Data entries
━━━━━━━━━━━━━━━━━━━━

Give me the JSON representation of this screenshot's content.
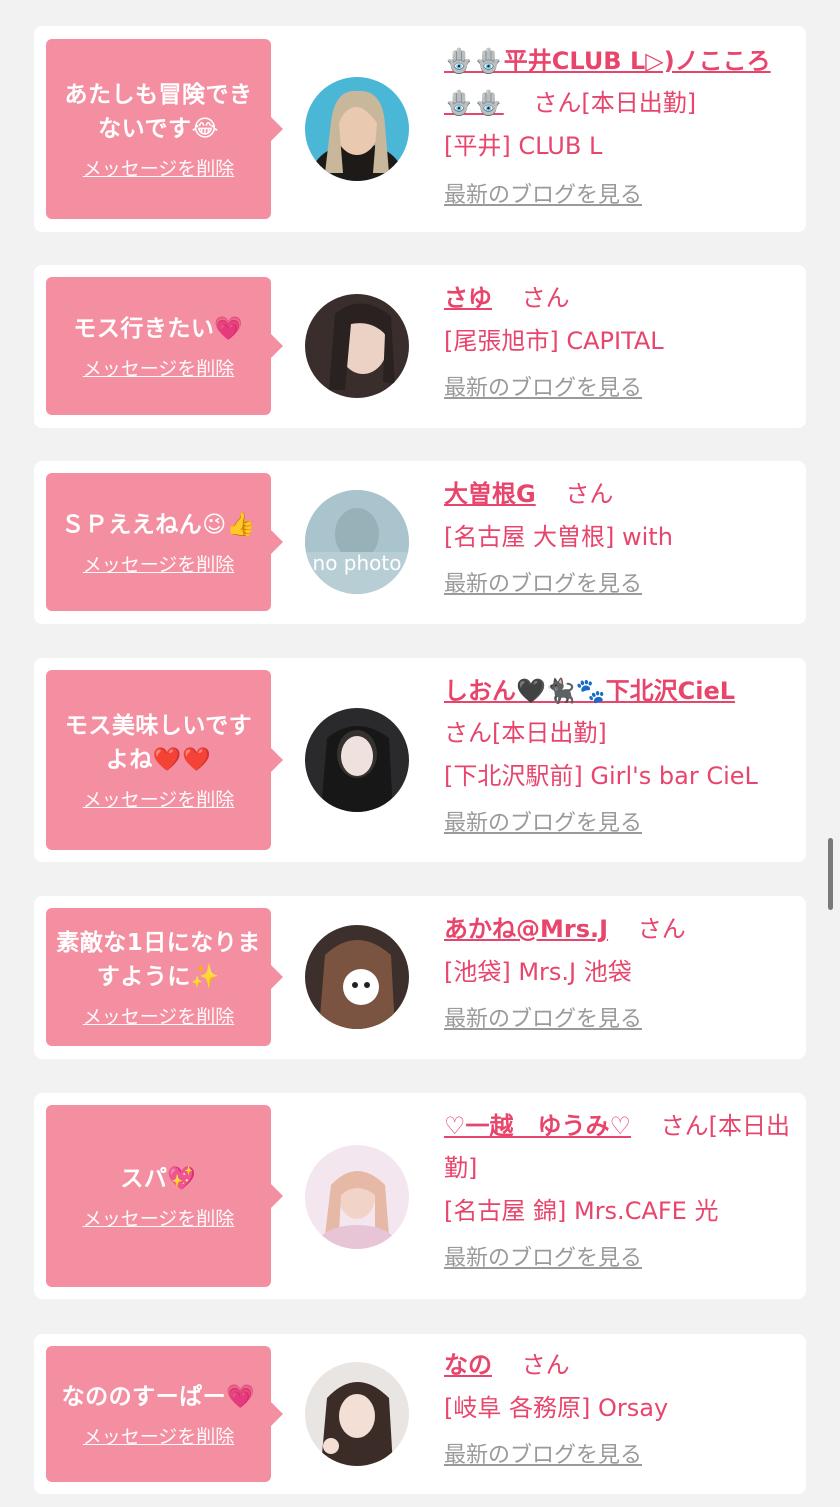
{
  "delete_label": "メッセージを削除",
  "blog_label": "最新のブログを見る",
  "san_label": "さん",
  "colors": {
    "background": "#f2f2f3",
    "bubble": "#f48fa2",
    "accent": "#e8456c",
    "link_gray": "#9a9a9a"
  },
  "items": [
    {
      "message": "あたしも冒険できないです😂",
      "name": "🪬🪬平井CLUB L▷)ノこころ🪬🪬",
      "suffix": "さん[本日出勤]",
      "shop": "[平井] CLUB L",
      "avatar": "avatar-photo"
    },
    {
      "message": "モス行きたい💗",
      "name": "さゆ",
      "suffix": "さん",
      "shop": "[尾張旭市] CAPITAL",
      "avatar": "avatar-photo"
    },
    {
      "message": "ＳＰええねん😉👍",
      "name": "大曽根G",
      "suffix": "さん",
      "shop": "[名古屋 大曽根] with",
      "avatar": "no-photo",
      "avatar_text": "no photo"
    },
    {
      "message": "モス美味しいですよね❤️❤️",
      "name": "しおん🖤🐈‍⬛🐾下北沢CieL",
      "suffix": "さん[本日出勤]",
      "shop": "[下北沢駅前] Girl's bar CieL",
      "avatar": "avatar-photo"
    },
    {
      "message": "素敵な1日になりますように✨",
      "name": "あかね@Mrs.J",
      "suffix": "さん",
      "shop": "[池袋] Mrs.J 池袋",
      "avatar": "avatar-photo"
    },
    {
      "message": "スパ💖",
      "name": "♡一越　ゆうみ♡",
      "suffix": "さん[本日出勤]",
      "shop": "[名古屋 錦] Mrs.CAFE 光",
      "avatar": "avatar-photo"
    },
    {
      "message": "なののすーぱー💗",
      "name": "なの",
      "suffix": "さん",
      "shop": "[岐阜 各務原] Orsay",
      "avatar": "avatar-photo"
    }
  ]
}
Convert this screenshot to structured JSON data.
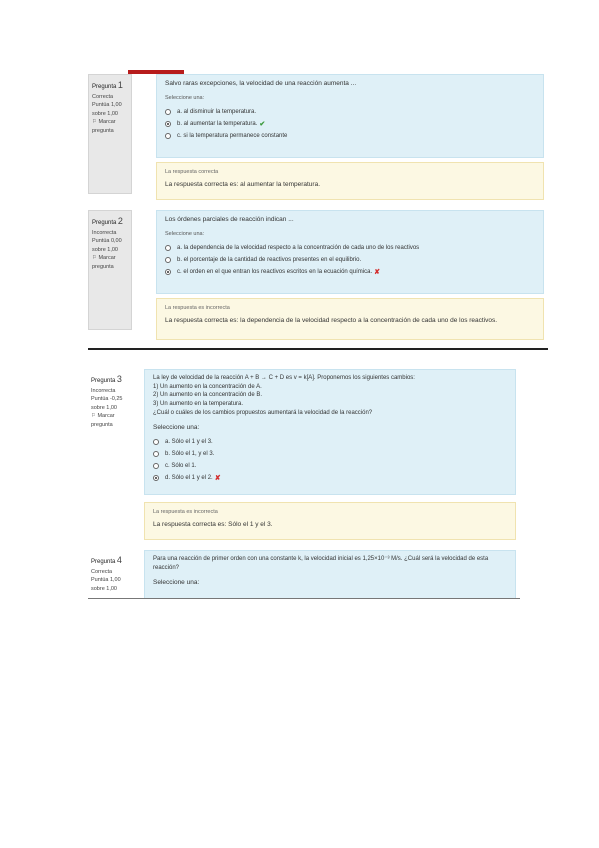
{
  "page1": {
    "q1": {
      "label": "Pregunta",
      "num": "1",
      "status": "Correcta",
      "score_line1": "Puntúa 1,00",
      "score_line2": "sobre 1,00",
      "flag": "Marcar pregunta",
      "text": "Salvo raras excepciones, la velocidad de una reacción aumenta ...",
      "prompt": "Seleccione una:",
      "options": [
        {
          "text": "a. al disminuir la temperatura.",
          "checked": false,
          "mark": ""
        },
        {
          "text": "b. al aumentar la temperatura.",
          "checked": true,
          "mark": "✔"
        },
        {
          "text": "c. si la temperatura permanece constante",
          "checked": false,
          "mark": ""
        }
      ],
      "feedback_title": "La respuesta correcta",
      "feedback_text": "La respuesta correcta es: al aumentar la temperatura."
    },
    "q2": {
      "label": "Pregunta",
      "num": "2",
      "status": "Incorrecta",
      "score_line1": "Puntúa 0,00",
      "score_line2": "sobre 1,00",
      "flag": "Marcar pregunta",
      "text": "Los órdenes parciales de reacción indican ...",
      "prompt": "Seleccione una:",
      "options": [
        {
          "text": "a. la dependencia de la velocidad respecto a la concentración de cada uno de los reactivos",
          "checked": false,
          "mark": ""
        },
        {
          "text": "b. el porcentaje de la cantidad de reactivos presentes en el equilibrio.",
          "checked": false,
          "mark": ""
        },
        {
          "text": "c. el orden en el que entran los reactivos escritos en la ecuación química.",
          "checked": true,
          "mark": "✘"
        }
      ],
      "feedback_title": "La respuesta es incorrecta",
      "feedback_text": "La respuesta correcta es: la dependencia de la velocidad respecto a la concentración de cada uno de los reactivos."
    }
  },
  "page2": {
    "q3": {
      "label": "Pregunta",
      "num": "3",
      "status": "Incorrecta",
      "score_line1": "Puntúa -0,25",
      "score_line2": "sobre 1,00",
      "flag": "Marcar pregunta",
      "text_lines": [
        "La ley de velocidad de la reacción A + B → C + D es v = k[A]. Proponemos los siguientes cambios:",
        "1) Un aumento en la concentración de A.",
        "2) Un aumento en la concentración de B.",
        "3) Un aumento en la temperatura.",
        "¿Cuál o cuáles de los cambios propuestos aumentará la velocidad de la reacción?"
      ],
      "prompt": "Seleccione una:",
      "options": [
        {
          "text": "a. Sólo el 1 y el 3.",
          "checked": false,
          "mark": ""
        },
        {
          "text": "b. Sólo el 1, y el 3.",
          "checked": false,
          "mark": ""
        },
        {
          "text": "c. Sólo el 1.",
          "checked": false,
          "mark": ""
        },
        {
          "text": "d. Sólo el 1 y el 2.",
          "checked": true,
          "mark": "✘"
        }
      ],
      "feedback_title": "La respuesta es incorrecta",
      "feedback_text": "La respuesta correcta es: Sólo el 1 y el 3."
    },
    "q4": {
      "label": "Pregunta",
      "num": "4",
      "status": "Correcta",
      "score_line1": "Puntúa 1,00",
      "score_line2": "sobre 1,00",
      "text": "Para una reacción de primer orden con una constante k, la velocidad inicial es 1,25×10⁻³ M/s. ¿Cuál será la velocidad de esta reacción?",
      "prompt": "Seleccione una:"
    }
  }
}
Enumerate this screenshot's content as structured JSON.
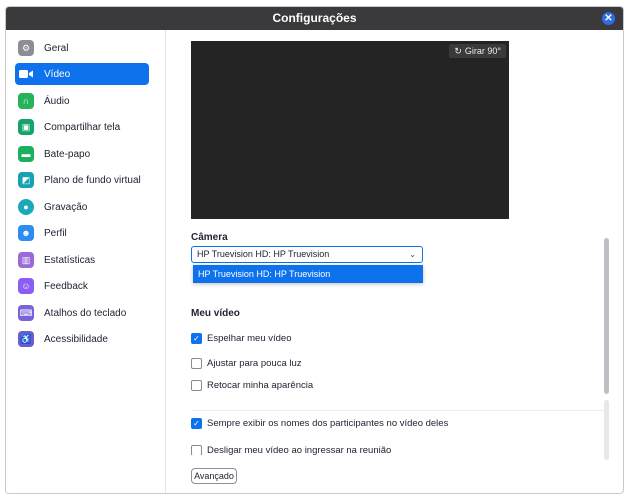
{
  "window": {
    "title": "Configurações"
  },
  "sidebar": {
    "items": [
      {
        "label": "Geral",
        "icon": "gear-icon",
        "color": "#8d8d95"
      },
      {
        "label": "Vídeo",
        "icon": "video-camera-icon",
        "color": "#0e72ed",
        "active": true
      },
      {
        "label": "Áudio",
        "icon": "headphones-icon",
        "color": "#27b35c"
      },
      {
        "label": "Compartilhar tela",
        "icon": "share-screen-icon",
        "color": "#16a36a"
      },
      {
        "label": "Bate-papo",
        "icon": "chat-icon",
        "color": "#1bb061"
      },
      {
        "label": "Plano de fundo virtual",
        "icon": "virtual-background-icon",
        "color": "#17a2b3"
      },
      {
        "label": "Gravação",
        "icon": "recording-icon",
        "color": "#19a9b8"
      },
      {
        "label": "Perfil",
        "icon": "profile-icon",
        "color": "#2d8cf0"
      },
      {
        "label": "Estatísticas",
        "icon": "statistics-icon",
        "color": "#9a6ad8"
      },
      {
        "label": "Feedback",
        "icon": "feedback-icon",
        "color": "#8b5cf6"
      },
      {
        "label": "Atalhos do teclado",
        "icon": "keyboard-icon",
        "color": "#7a63d8"
      },
      {
        "label": "Acessibilidade",
        "icon": "accessibility-icon",
        "color": "#6d5bd0"
      }
    ]
  },
  "video": {
    "rotate_label": "Girar 90°",
    "camera_heading": "Câmera",
    "camera_selected": "HP Truevision HD: HP Truevision",
    "camera_option": "HP Truevision HD: HP Truevision",
    "my_video_heading": "Meu vídeo",
    "options": [
      {
        "label": "Espelhar meu vídeo",
        "checked": true
      },
      {
        "label": "Ajustar para pouca luz",
        "checked": false
      },
      {
        "label": "Retocar minha aparência",
        "checked": false
      },
      {
        "label": "Sempre exibir os nomes dos participantes no vídeo deles",
        "checked": true
      },
      {
        "label": "Desligar meu vídeo ao ingressar na reunião",
        "checked": false
      }
    ],
    "advanced_label": "Avançado"
  }
}
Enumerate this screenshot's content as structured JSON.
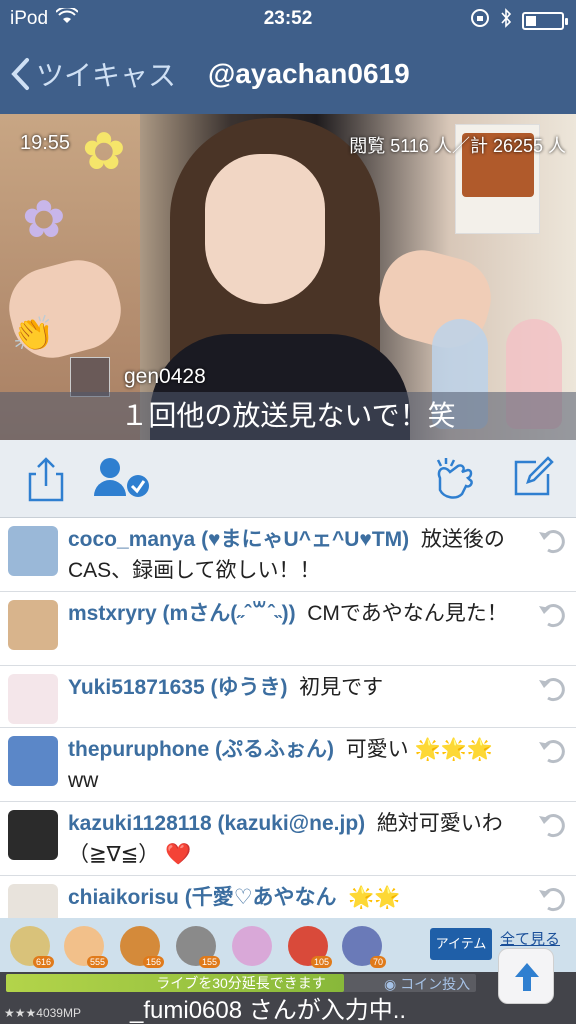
{
  "status": {
    "carrier": "iPod",
    "time": "23:52",
    "battery_level": 0.28,
    "icons": [
      "wifi-icon",
      "rotation-lock-icon",
      "bluetooth-icon",
      "battery-icon"
    ]
  },
  "nav": {
    "back_label": "ツイキャス",
    "title": "@ayachan0619"
  },
  "video": {
    "elapsed": "19:55",
    "stats": "閲覧 5116 人／計 26255 人",
    "commenter": "gen0428",
    "comment": "１回他の放送見ないで！笑"
  },
  "toolbar": {
    "icons": [
      "share-icon",
      "follow-user-icon",
      "clap-icon",
      "compose-icon"
    ]
  },
  "comments": [
    {
      "user": "coco_manya (♥まにゃU^ェ^U♥TM)",
      "text": "放送後のCAS、録画して欲しい！！",
      "avatar_color": "#9ab8d8"
    },
    {
      "user": "mstxryry (mさん(˶ˆ꒳ˆ˵))",
      "text": "CMであやなん見た！",
      "avatar_color": "#d8b48c"
    },
    {
      "user": "Yuki51871635 (ゆうき)",
      "text": "初見です",
      "avatar_color": "#f4e6ea"
    },
    {
      "user": "thepuruphone (ぷるふぉん)",
      "text": "可愛い 🌟🌟🌟 ww",
      "avatar_color": "#5b87c8"
    },
    {
      "user": "kazuki1128118 (kazuki@ne.jp)",
      "text": "絶対可愛いわ（≧∇≦） ❤️",
      "avatar_color": "#2b2b2b"
    },
    {
      "user": "chiaikorisu (千愛♡あやなん",
      "text": "🌟🌟",
      "avatar_color": "#e8e3dc"
    }
  ],
  "items": {
    "counts": [
      "616",
      "555",
      "156",
      "155",
      "",
      "105",
      "70"
    ],
    "colors": [
      "#d9c27a",
      "#f2c08a",
      "#d48a3a",
      "#8a8a8a",
      "#d9a8d8",
      "#d94a3a",
      "#6a7ab8"
    ],
    "item_button": "アイテム",
    "see_all": "全て見る"
  },
  "bottom": {
    "extend_text": "ライブを30分延長できます",
    "extend_progress": 0.72,
    "coin_button": "コイン投入",
    "mp": "4039MP",
    "typing": "_fumi0608 さんが入力中.."
  }
}
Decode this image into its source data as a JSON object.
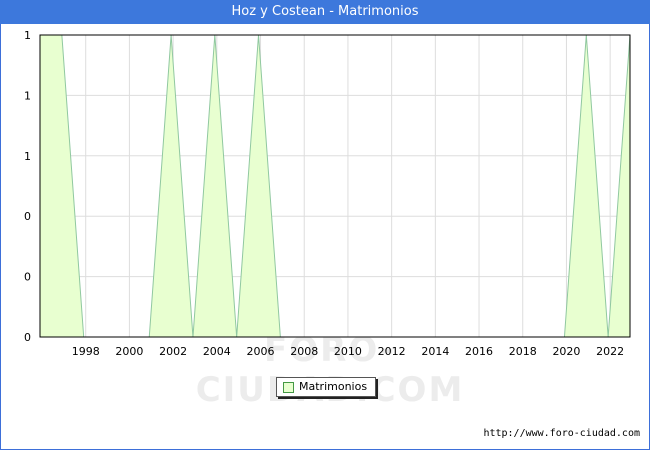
{
  "page": {
    "title": "Hoz y Costean - Matrimonios",
    "watermark": "FORO-CIUDAD.COM",
    "source": "http://www.foro-ciudad.com"
  },
  "colors": {
    "accent": "#3d78dc",
    "fill": "#e8ffd0",
    "line": "#90c8a0",
    "grid": "#dddddd"
  },
  "chart_data": {
    "type": "area",
    "title": "Hoz y Costean - Matrimonios",
    "x": [
      1996,
      1997,
      1998,
      1999,
      2000,
      2001,
      2002,
      2003,
      2004,
      2005,
      2006,
      2007,
      2008,
      2009,
      2010,
      2011,
      2012,
      2013,
      2014,
      2015,
      2016,
      2017,
      2018,
      2019,
      2020,
      2021,
      2022,
      2023
    ],
    "series": [
      {
        "name": "Matrimonios",
        "values": [
          1,
          1,
          0,
          0,
          0,
          0,
          1,
          0,
          1,
          0,
          1,
          0,
          0,
          0,
          0,
          0,
          0,
          0,
          0,
          0,
          0,
          0,
          0,
          0,
          0,
          1,
          0,
          1
        ]
      }
    ],
    "xlim": [
      1996,
      2023
    ],
    "ylim": [
      0,
      1
    ],
    "x_ticks": [
      "1998",
      "2000",
      "2002",
      "2004",
      "2006",
      "2008",
      "2010",
      "2012",
      "2014",
      "2016",
      "2018",
      "2020",
      "2022"
    ],
    "y_tick_labels": [
      "0",
      "0",
      "0",
      "1",
      "1",
      "1"
    ],
    "grid": true,
    "legend": "bottom-center",
    "xlabel": "",
    "ylabel": ""
  }
}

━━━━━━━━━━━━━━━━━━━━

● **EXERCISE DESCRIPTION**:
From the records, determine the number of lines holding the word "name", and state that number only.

● **SOLUTION TO THIS TASK**:
8